I firmly believe the worst aspect to the system is not even the medical staffing, but the non-medical staffing. It’s basically the same as HR, and is likewise overwhelmingly staffed by women. I think a lot of people avoid the doctor because they get sick of dealing with the staff that doesn’t seem to know how to do their jobs, expect you make sacrifices for them, mess up the billing, and if you are even 5 minutes late they chastise you even if the doctor is running an hour behind. And they always want you to come in 30 minutes early. How about you set my appointment for when you want me to come in. Of all the problems of the medical system, that is definitely in the top five.
In regards to this study, in using the adjusted odds ratio I will say they manipulated their findings or rather ignored key components to make the adjusted prediction to their liking. They focused on one city, had a million-patient gap, didn’t access risks, didn’t take age and experience into consideration, didn’t consider amount of workload, and didn’t look at other responsible parties.
Is there an issue of female patients having lower standard of care with male doctors? Maybe, but this study did a poor job in trying to represent it. Other studies they used do seem to show this as a problem. For instance, there is a problem of self-reporting to male surgeons. Studies show that female patients report less problems to a male surgeon than a female one. Female surgeons are better at picking up more issues from female patients than even male doctors are from male patients. If a surgeon doesn’t know everything going in, that is likely to lead to complications. Had the surgeon known about it, they might have done something about it.
This study was narrowly focused on correlation and passing it off as causation. They admit their limitations on this, but they are quick to throw out anything that could really explain the problems such as greater risk involved or the influence of other parties.

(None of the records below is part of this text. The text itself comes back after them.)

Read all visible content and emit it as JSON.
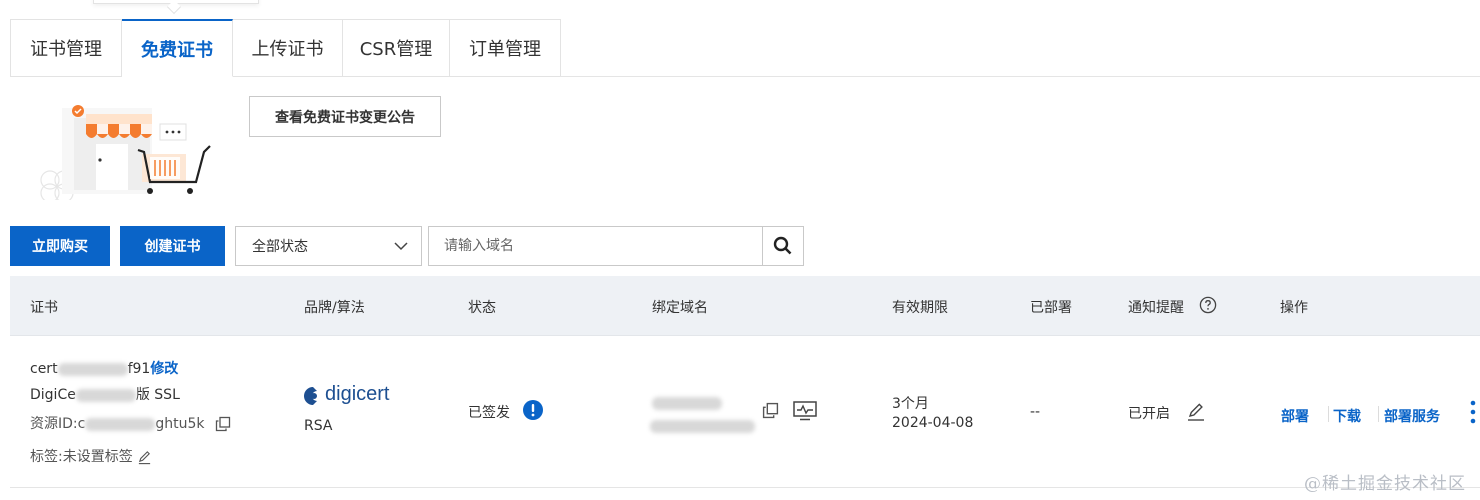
{
  "tabs": [
    {
      "label": "证书管理",
      "active": false
    },
    {
      "label": "免费证书",
      "active": true
    },
    {
      "label": "上传证书",
      "active": false
    },
    {
      "label": "CSR管理",
      "active": false
    },
    {
      "label": "订单管理",
      "active": false
    }
  ],
  "notice_button": "查看免费证书变更公告",
  "toolbar": {
    "buy_label": "立即购买",
    "create_label": "创建证书",
    "status_select": "全部状态",
    "search_placeholder": "请输入域名"
  },
  "table": {
    "headers": {
      "cert": "证书",
      "brand": "品牌/算法",
      "status": "状态",
      "domain": "绑定域名",
      "validity": "有效期限",
      "deployed": "已部署",
      "notify": "通知提醒",
      "actions": "操作"
    },
    "row": {
      "name_prefix": "cert",
      "name_suffix": "f91",
      "edit_label": "修改",
      "product_prefix": "DigiCe",
      "product_suffix": "版 SSL",
      "resource_prefix": "资源ID:c",
      "resource_suffix": "ghtu5k",
      "tag_label": "标签:未设置标签",
      "brand_logo": "digicert",
      "algorithm": "RSA",
      "status": "已签发",
      "validity_period": "3个月",
      "validity_date": "2024-04-08",
      "deployed": "--",
      "notify": "已开启",
      "actions": [
        "部署",
        "下载",
        "部署服务"
      ]
    }
  },
  "watermark": "@稀土掘金技术社区",
  "colors": {
    "primary": "#0a64c8",
    "header_bg": "#eef1f5",
    "digicert_blue": "#1d4f91"
  }
}
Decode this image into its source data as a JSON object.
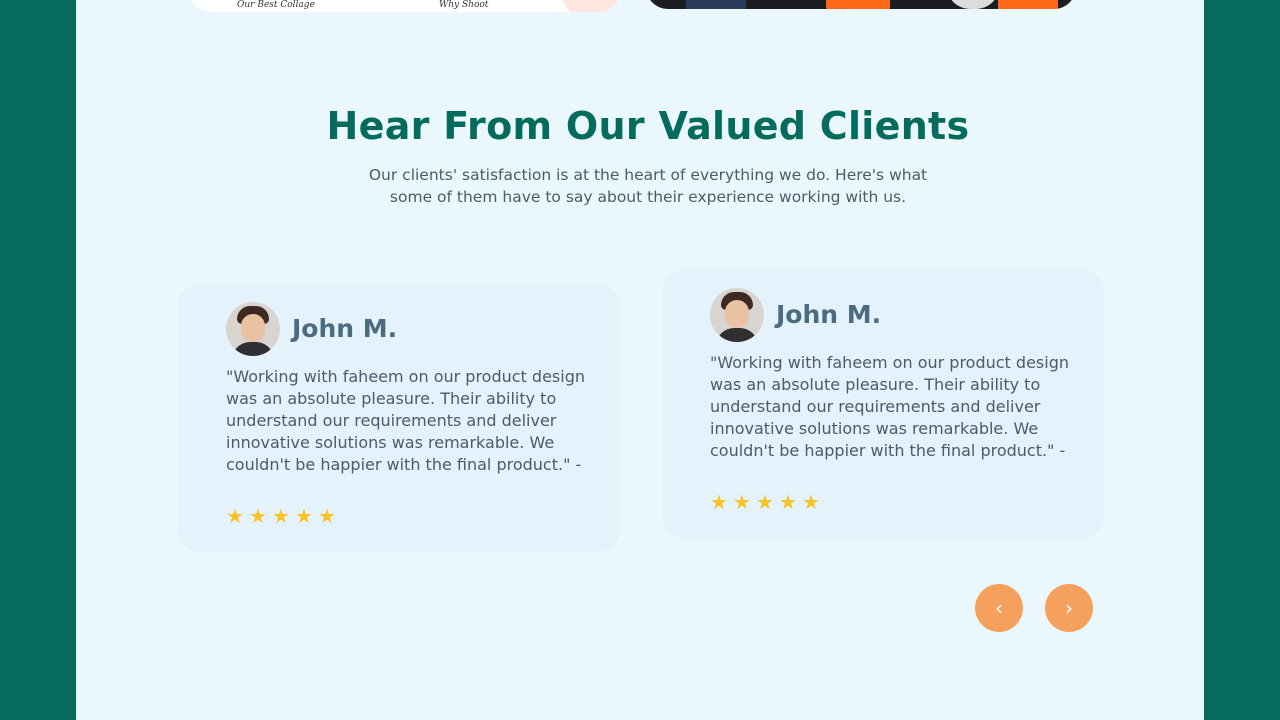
{
  "colors": {
    "frame": "#046b5d",
    "page_bg": "#eaf7fd",
    "title": "#046b5d",
    "name": "#4c6a80",
    "star": "#f7c325",
    "nav_button": "#f5a15d"
  },
  "top_cards": {
    "left_scribble_1": "Our Best Collage",
    "left_scribble_2": "Why Shoot"
  },
  "section": {
    "title": "Hear From Our Valued Clients",
    "subtitle": "Our clients' satisfaction is at the heart of everything we do. Here's what some of them have to say about their experience working with us."
  },
  "testimonials": [
    {
      "name": "John M.",
      "quote": "\"Working with faheem on our product design was an absolute pleasure. Their ability to understand our requirements and deliver innovative solutions was remarkable. We couldn't be happier with the final product.\" -",
      "rating": 5,
      "rating_max": 5
    },
    {
      "name": "John M.",
      "quote": "\"Working with faheem on our product design was an absolute pleasure. Their ability to understand our requirements and deliver innovative solutions was remarkable. We couldn't be happier with the final product.\" -",
      "rating": 5,
      "rating_max": 5
    }
  ],
  "navigation": {
    "prev_icon": "chevron-left-icon",
    "next_icon": "chevron-right-icon",
    "prev_glyph": "‹",
    "next_glyph": "›"
  }
}
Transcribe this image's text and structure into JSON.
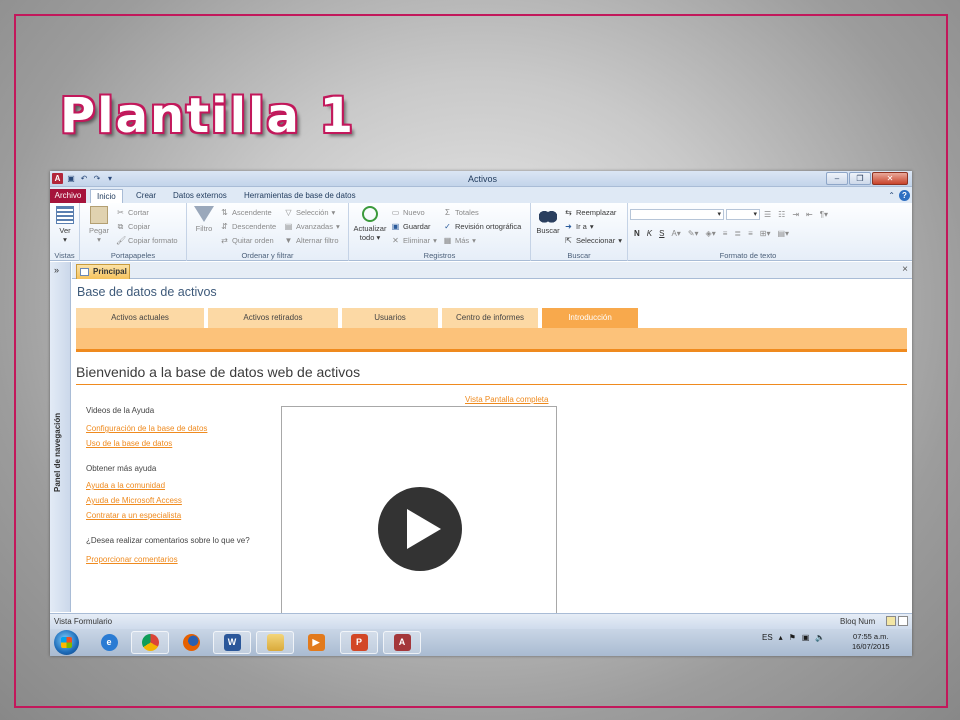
{
  "slide": {
    "title": "Plantilla 1",
    "frame_color": "#c2185b"
  },
  "window": {
    "title": "Activos",
    "app_icon_letter": "A"
  },
  "ribbon_tabs": [
    "Archivo",
    "Inicio",
    "Crear",
    "Datos externos",
    "Herramientas de base de datos"
  ],
  "ribbon": {
    "vistas": {
      "label": "Vistas",
      "ver": "Ver"
    },
    "portapapeles": {
      "label": "Portapapeles",
      "pegar": "Pegar",
      "cortar": "Cortar",
      "copiar": "Copiar",
      "copiar_formato": "Copiar formato"
    },
    "ordenar": {
      "label": "Ordenar y filtrar",
      "filtro": "Filtro",
      "ascendente": "Ascendente",
      "descendente": "Descendente",
      "quitar_orden": "Quitar orden",
      "seleccion": "Selección",
      "avanzadas": "Avanzadas",
      "alternar_filtro": "Alternar filtro"
    },
    "registros": {
      "label": "Registros",
      "actualizar": "Actualizar",
      "todo": "todo",
      "nuevo": "Nuevo",
      "guardar": "Guardar",
      "eliminar": "Eliminar",
      "totales": "Totales",
      "revision": "Revisión ortográfica",
      "mas": "Más"
    },
    "buscar": {
      "label": "Buscar",
      "buscar": "Buscar",
      "reemplazar": "Reemplazar",
      "ir_a": "Ir a",
      "seleccionar": "Seleccionar"
    },
    "formato": {
      "label": "Formato de texto"
    }
  },
  "nav_pane": {
    "label": "Panel de navegación",
    "toggle": "»"
  },
  "doc_tab": {
    "label": "Principal",
    "close": "×"
  },
  "form": {
    "db_title": "Base de datos de activos",
    "tabs": [
      "Activos actuales",
      "Activos retirados",
      "Usuarios",
      "Centro de informes",
      "Introducción"
    ],
    "active_tab": "Introducción",
    "welcome": "Bienvenido a la base de datos web de activos",
    "fullscreen_link": "Vista Pantalla completa",
    "videos_heading": "Videos de la Ayuda",
    "video_links": [
      "Configuración de la base de datos",
      "Uso de la base de datos"
    ],
    "more_help_heading": "Obtener más ayuda",
    "help_links": [
      "Ayuda a la comunidad",
      "Ayuda de Microsoft Access",
      "Contratar a un especialista"
    ],
    "feedback_question": "¿Desea realizar comentarios sobre lo que ve?",
    "feedback_link": "Proporcionar comentarios"
  },
  "status": {
    "left": "Vista Formulario",
    "right": "Bloq Num"
  },
  "taskbar": {
    "apps": [
      {
        "name": "internet-explorer-icon",
        "letter": "e",
        "color": "#2a7bd3"
      },
      {
        "name": "chrome-icon",
        "letter": "",
        "color": "#db4437"
      },
      {
        "name": "firefox-icon",
        "letter": "",
        "color": "#e66000"
      },
      {
        "name": "word-icon",
        "letter": "W",
        "color": "#2b579a"
      },
      {
        "name": "explorer-icon",
        "letter": "",
        "color": "#e8b84a"
      },
      {
        "name": "media-player-icon",
        "letter": "▶",
        "color": "#e27a1c"
      },
      {
        "name": "powerpoint-icon",
        "letter": "P",
        "color": "#d24726"
      },
      {
        "name": "access-icon",
        "letter": "A",
        "color": "#a4373a"
      }
    ],
    "language": "ES",
    "time": "07:55 a.m.",
    "date": "16/07/2015"
  },
  "colors": {
    "accent_orange": "#ef8a1e",
    "tab_orange": "#fcd9a5",
    "access_red": "#a5133b"
  }
}
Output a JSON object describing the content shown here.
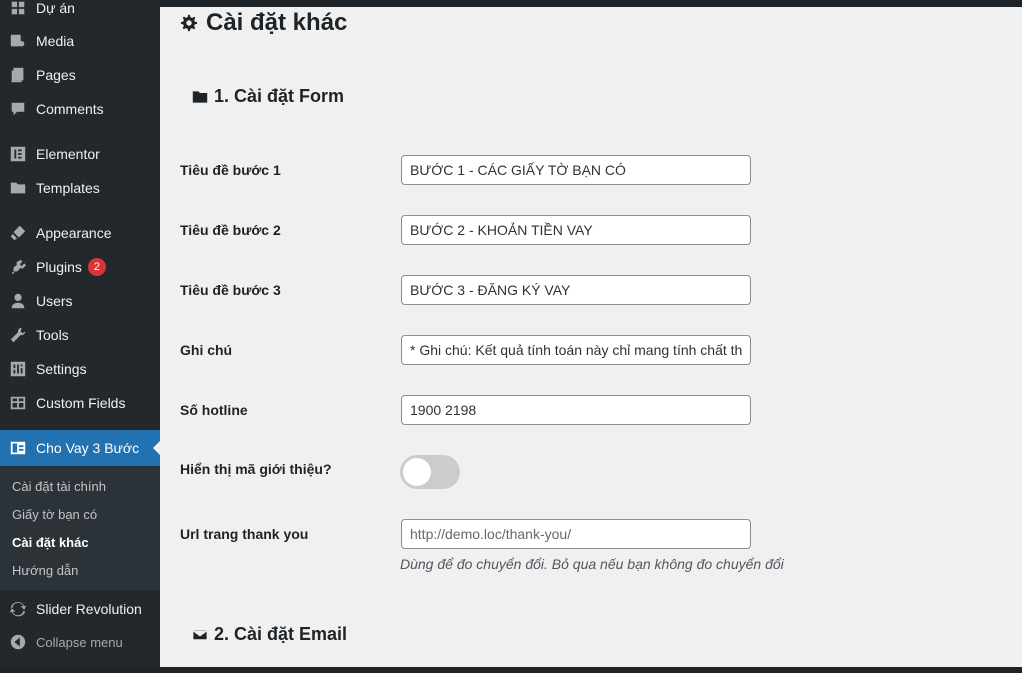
{
  "sidebar": {
    "items": [
      {
        "label": "Dự án",
        "icon": "pin-icon"
      },
      {
        "label": "Media",
        "icon": "media-icon"
      },
      {
        "label": "Pages",
        "icon": "pages-icon"
      },
      {
        "label": "Comments",
        "icon": "comments-icon"
      },
      {
        "label": "Elementor",
        "icon": "elementor-icon"
      },
      {
        "label": "Templates",
        "icon": "folder-icon"
      },
      {
        "label": "Appearance",
        "icon": "brush-icon"
      },
      {
        "label": "Plugins",
        "icon": "plugin-icon",
        "badge": "2"
      },
      {
        "label": "Users",
        "icon": "user-icon"
      },
      {
        "label": "Tools",
        "icon": "wrench-icon"
      },
      {
        "label": "Settings",
        "icon": "settings-icon"
      },
      {
        "label": "Custom Fields",
        "icon": "table-icon"
      },
      {
        "label": "Cho Vay 3 Bước",
        "icon": "form-icon"
      },
      {
        "label": "Slider Revolution",
        "icon": "refresh-icon"
      },
      {
        "label": "Collapse menu",
        "icon": "collapse-icon"
      }
    ],
    "submenu": [
      {
        "label": "Cài đặt tài chính"
      },
      {
        "label": "Giấy tờ bạn có"
      },
      {
        "label": "Cài đặt khác"
      },
      {
        "label": "Hướng dẫn"
      }
    ],
    "accent_color": "#2271b1",
    "badge_color": "#d63638"
  },
  "main": {
    "title": "Cài đặt khác",
    "section1": "1. Cài đặt Form",
    "section2": "2. Cài đặt Email",
    "fields": {
      "step1": {
        "label": "Tiêu đề bước 1",
        "value": "BƯỚC 1 - CÁC GIẤY TỜ BẠN CÓ"
      },
      "step2": {
        "label": "Tiêu đề bước 2",
        "value": "BƯỚC 2 - KHOẢN TIỀN VAY"
      },
      "step3": {
        "label": "Tiêu đề bước 3",
        "value": "BƯỚC 3 - ĐĂNG KÝ VAY"
      },
      "note": {
        "label": "Ghi chú",
        "value": "* Ghi chú: Kết quả tính toán này chỉ mang tính chất tham khảo"
      },
      "hotline": {
        "label": "Số hotline",
        "value": "1900 2198"
      },
      "referral": {
        "label": "Hiển thị mã giới thiệu?",
        "enabled": false
      },
      "thankyou": {
        "label": "Url trang thank you",
        "placeholder": "http://demo.loc/thank-you/",
        "hint": "Dùng để đo chuyển đổi. Bỏ qua nếu bạn không đo chuyển đổi"
      }
    }
  }
}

For me, this study demonstrates that male surgeons tend to work harder and longer than their female counterparts as a whole. There might be special exceptions, but this showed that women tend to take a more risk-avoidant path than men, focusing in general areas, younger patients, and less casework. This further tells me that when we think of the wage/earnings gap, this study shows that men take on more work in harder fields and thus disproves that men are paid more for having a penis.
Original Story on AVFM
These stories are from AVoiceForMen.com.